■ What you need to do
Each line below must be reproduced exactly as it stands. Pictures stay out of the copy.

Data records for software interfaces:

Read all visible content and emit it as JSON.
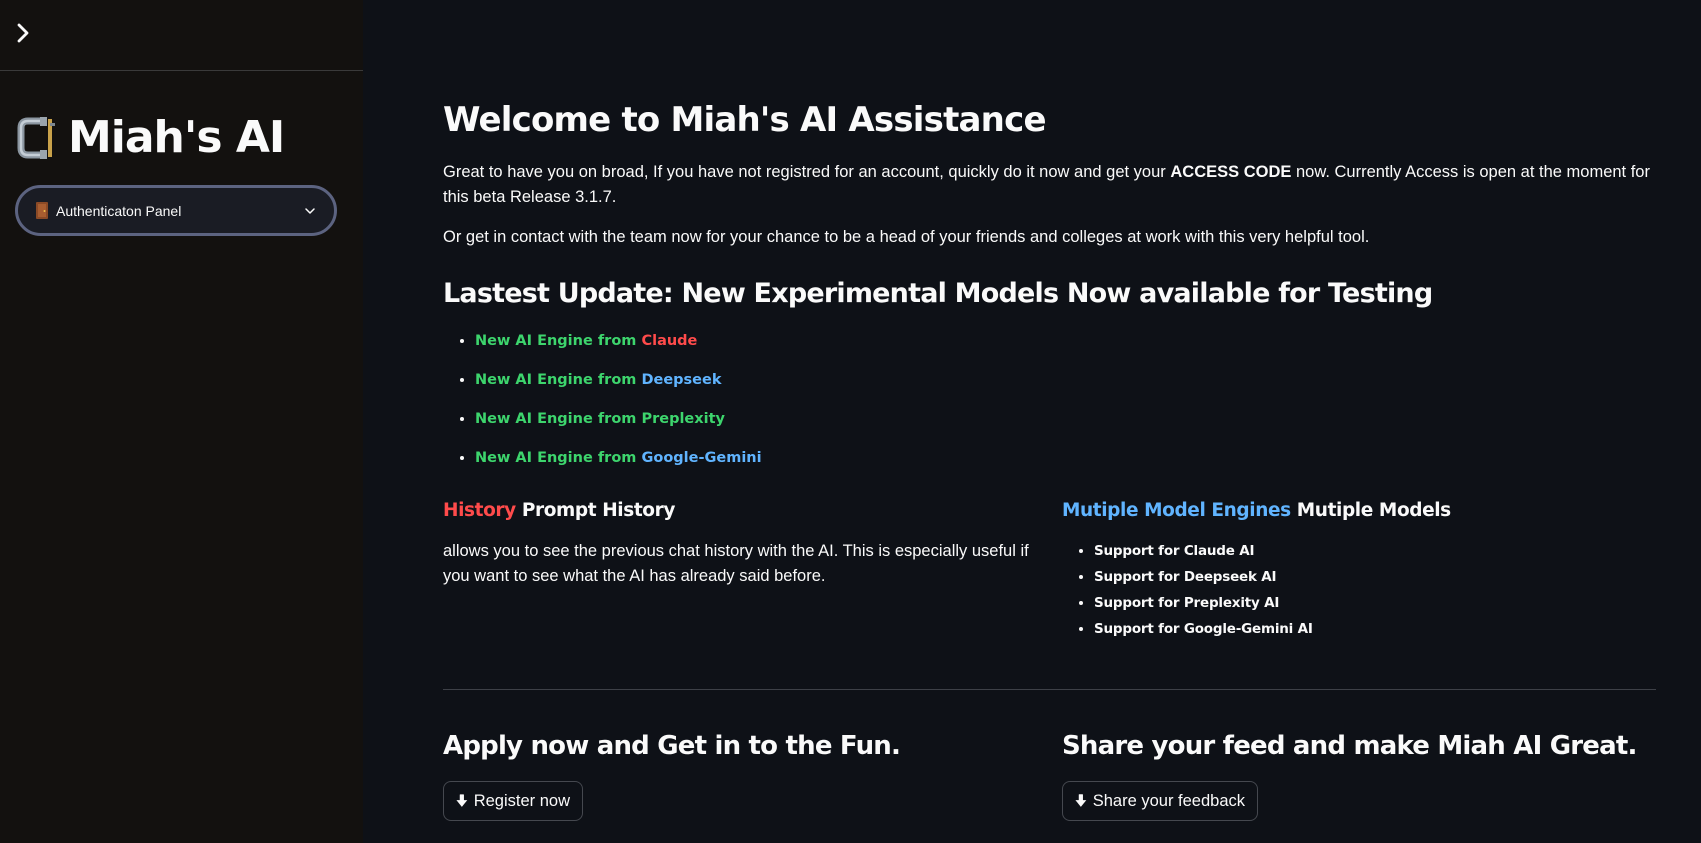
{
  "colors": {
    "background": "#0e1117",
    "sidebar": "#13110f",
    "green": "#3dd56d",
    "red": "#ff4b4b",
    "blue": "#60b4ff",
    "text": "#fafafa"
  },
  "sidebar": {
    "toggle_icon": "chevron-right-icon",
    "brand_icon": "clamp-icon",
    "brand_title": "Miah's AI",
    "select": {
      "icon": "door-icon",
      "label": "Authenticaton Panel",
      "caret_icon": "chevron-down-icon"
    }
  },
  "main": {
    "welcome_title": "Welcome to Miah's AI Assistance",
    "intro": {
      "before": "Great to have you on broad, If you have not registred for an account, quickly do it now and get your ",
      "bold": "ACCESS CODE",
      "after": " now. Currently Access is open at the moment for this beta Release 3.1.7."
    },
    "contact_text": "Or get in contact with the team now for your chance to be a head of your friends and colleges at work with this very helpful tool.",
    "update_title": "Lastest Update: New Experimental Models Now available for Testing",
    "engines": [
      {
        "prefix": "New AI Engine from ",
        "name": "Claude",
        "color": "red"
      },
      {
        "prefix": "New AI Engine from ",
        "name": "Deepseek",
        "color": "blue"
      },
      {
        "prefix": "New AI Engine from ",
        "name": "Preplexity",
        "color": "green"
      },
      {
        "prefix": "New AI Engine from ",
        "name": "Google-Gemini",
        "color": "blue"
      }
    ],
    "history": {
      "tag": "History",
      "title": "Prompt History",
      "text": "allows you to see the previous chat history with the AI. This is especially useful if you want to see what the AI has already said before."
    },
    "models": {
      "tag": "Mutiple Model Engines",
      "title": "Mutiple Models",
      "items": [
        "Support for Claude AI",
        "Support for Deepseek AI",
        "Support for Preplexity AI",
        "Support for Google-Gemini AI"
      ]
    },
    "apply": {
      "title": "Apply now and Get in to the Fun.",
      "button_label": "Register now",
      "button_icon": "download-arrow-icon"
    },
    "share": {
      "title": "Share your feed and make Miah AI Great.",
      "button_label": "Share your feedback",
      "button_icon": "download-arrow-icon"
    }
  }
}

■ Solution for this problem
Read all visible content and emit it as JSON.
{
  "colors": {
    "background": "#0e1117",
    "sidebar": "#13110f",
    "green": "#3dd56d",
    "red": "#ff4b4b",
    "blue": "#60b4ff",
    "text": "#fafafa"
  },
  "sidebar": {
    "toggle_icon": "chevron-right-icon",
    "brand_icon": "clamp-icon",
    "brand_title": "Miah's AI",
    "select": {
      "icon": "door-icon",
      "label": "Authenticaton Panel",
      "caret_icon": "chevron-down-icon"
    }
  },
  "main": {
    "welcome_title": "Welcome to Miah's AI Assistance",
    "intro": {
      "before": "Great to have you on broad, If you have not registred for an account, quickly do it now and get your ",
      "bold": "ACCESS CODE",
      "after": " now. Currently Access is open at the moment for this beta Release 3.1.7."
    },
    "contact_text": "Or get in contact with the team now for your chance to be a head of your friends and colleges at work with this very helpful tool.",
    "update_title": "Lastest Update: New Experimental Models Now available for Testing",
    "engines": [
      {
        "prefix": "New AI Engine from ",
        "name": "Claude",
        "color": "red"
      },
      {
        "prefix": "New AI Engine from ",
        "name": "Deepseek",
        "color": "blue"
      },
      {
        "prefix": "New AI Engine from ",
        "name": "Preplexity",
        "color": "green"
      },
      {
        "prefix": "New AI Engine from ",
        "name": "Google-Gemini",
        "color": "blue"
      }
    ],
    "history": {
      "tag": "History",
      "title": "Prompt History",
      "text": "allows you to see the previous chat history with the AI. This is especially useful if you want to see what the AI has already said before."
    },
    "models": {
      "tag": "Mutiple Model Engines",
      "title": "Mutiple Models",
      "items": [
        "Support for Claude AI",
        "Support for Deepseek AI",
        "Support for Preplexity AI",
        "Support for Google-Gemini AI"
      ]
    },
    "apply": {
      "title": "Apply now and Get in to the Fun.",
      "button_label": "Register now",
      "button_icon": "download-arrow-icon"
    },
    "share": {
      "title": "Share your feed and make Miah AI Great.",
      "button_label": "Share your feedback",
      "button_icon": "download-arrow-icon"
    }
  }
}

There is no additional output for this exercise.